The movie Western has been dying for a while, it seems — as a genre it’s certainly not at the level of popularity it had in the first part of the 20th century, or even during the “revisionist” days of the 1960s and 70s. But it continues on just the same, like a cowboy who doesn’t know how fatal his injuries are, and 2018 saw two Westerns with different takes on life and death.
The Ballad of Buster Scruggs is a Coen Brothers movie and thus full of death (their previous movie Hail Caesar! is their only film where no one dies). The anthology structure gives the Coens six opportunities for introducing death in all its forms to their often hapless characters and the brothers take full advantage of this, moving from slapstick brutality in the title story to the sick joke of “Meal Ticket” to the devastating loss of “The Gal Who Got Rattled” to the supernatural terror of “The Mortal Remains.”
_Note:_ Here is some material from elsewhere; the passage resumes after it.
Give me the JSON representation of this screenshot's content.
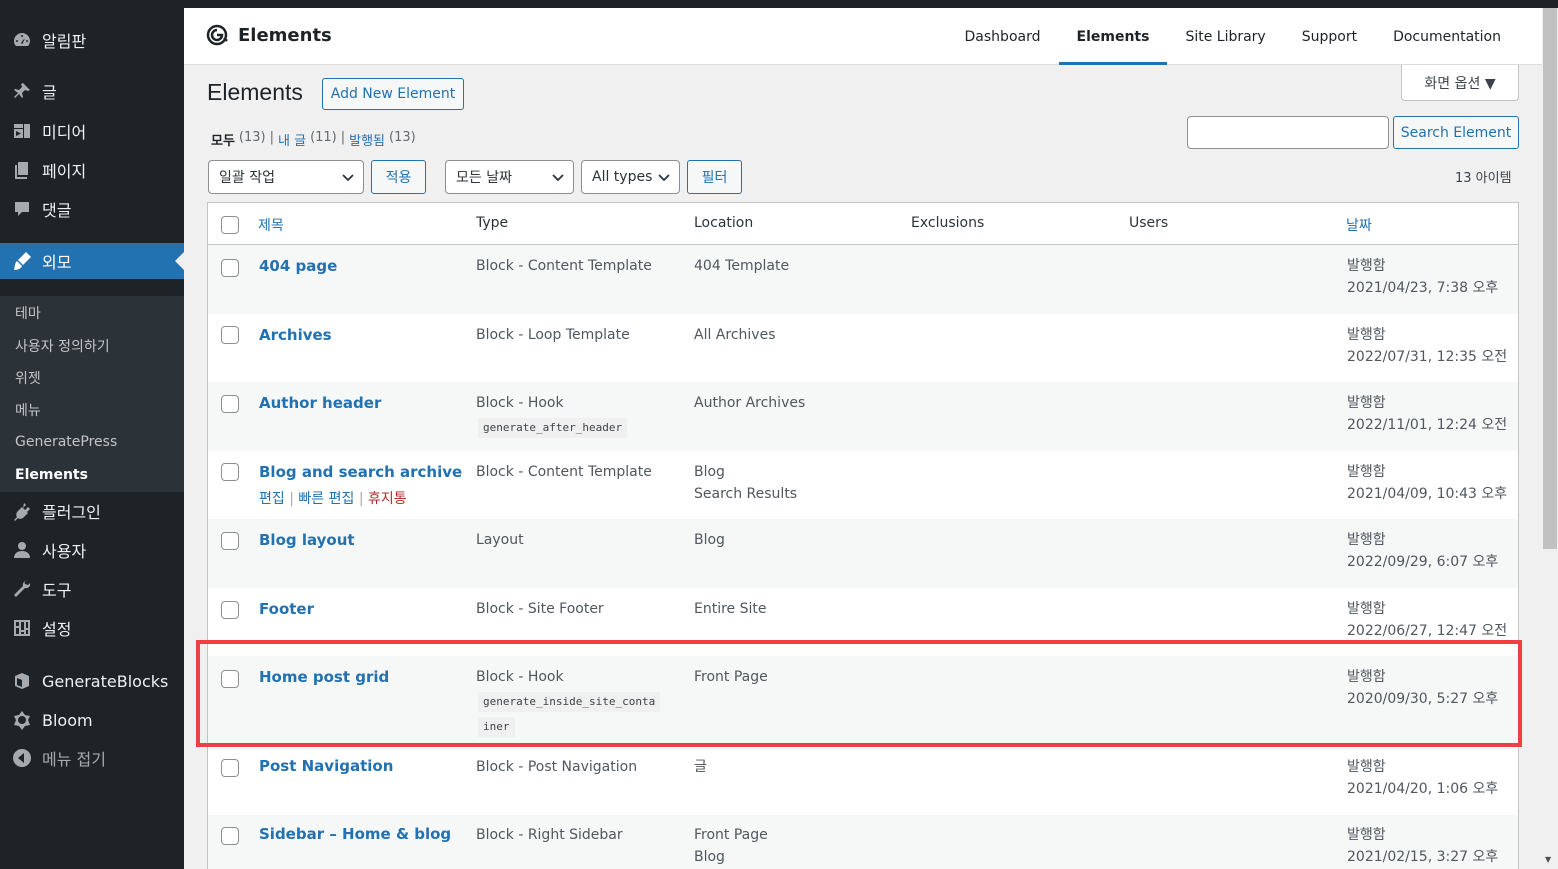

It’s their bleakest movie in a catalog full of bleakness, with death coming by accident and malice and sometimes so quietly you don’t even realize it’s there. And this is tied to the genre the Coens choose to explore here. They frequently rely on stories of crime and lawbreaking to drive their plots and that’s here too (particularly in “Near Algodones”) but the West is a place of unclear law, one that is defined by the terminator separating exploration and civilization — the blood meridian. The moral frameworks that Americans fall back on in civilized settings are of little help in creating those settings and that creation is defined by the death it brings. Not just to the “savages” cleared away, but the people doing the clearing.
The use of the Comanche in the movie as antagonists — in a minor way in one segment and in a more crucial way in another — led to some of the heaviest and most predictable knocks on the movie. Some criticism was well-observed — see this roundtable with Native filmmakers — but much was woke whining that ignored the perspective of the stories being told and how the depictions contrasted with the actions of the white settlers and their own savagery. The Coens are making a dark, death-drenched saga of the people who created America and the idea of the West as a thing to be tamed, another point of view would not fit.
At least not in their movie. Chloe Zhao’s The Rider is a counter to the Coen narrative of death and destruction. It’s set in the present, where the Coens have been increasingly reluctant to tread. It’s more languid and observational, and is in fact a quasi-documentary — lead Brady Jandreau (called Brady Blackburn in the film) and his father and sister play themselves re-enacting events that took place in the very recent past. And they are Lakota Sioux, living on a reservation in South Dakota.
Jandreau/Blackburn, unlike nearly everyone in Buster Scruggs, has survived an encounter with death. A horse he was riding in a rodeo fractured his skull and doctors warn Blackburn that any similar accident — or even a minor fall — could be fatal. So Blackburn tries to make a living in other ways, like stocking shelves at the store, but his heart belongs to the horses he trains and rides, and more and more he feels the need to go back to them, whatever the risk.
So Blackburn, too, is haunted by the possibility of death. But the movie ties this to the life that lights his eyes when he watches old footage of past rodeos, or the exquisite interactions as he trains and calms — “breaks” is too binary a word — horses for riding. Scruggs pays attention to the importance of a good steed to its characters, it’s not a coincidence that the one segment where horses (or Tom Waits’ donkey) are barely on display is the one where all the characters are already dead. But in The Rider, horses are the life that comes with connection between two living things and the denial of that connection suggests its own death.
Suggestion isn’t the same as reality, though (as a certain Gal would’ve done well to remember). The Rider builds to a point where Blackburn is poised to choose a moment of life at the rodeo that will be paid for in certain death. But he backs down. The cost is tremendous, and of course he will owe a death at some point anyway. Zhao and Jandreau — two people who are very much not the white men who lead the Coens’ tales — recognize that life and acceptance are things that the West can hold as well. It’s a big country.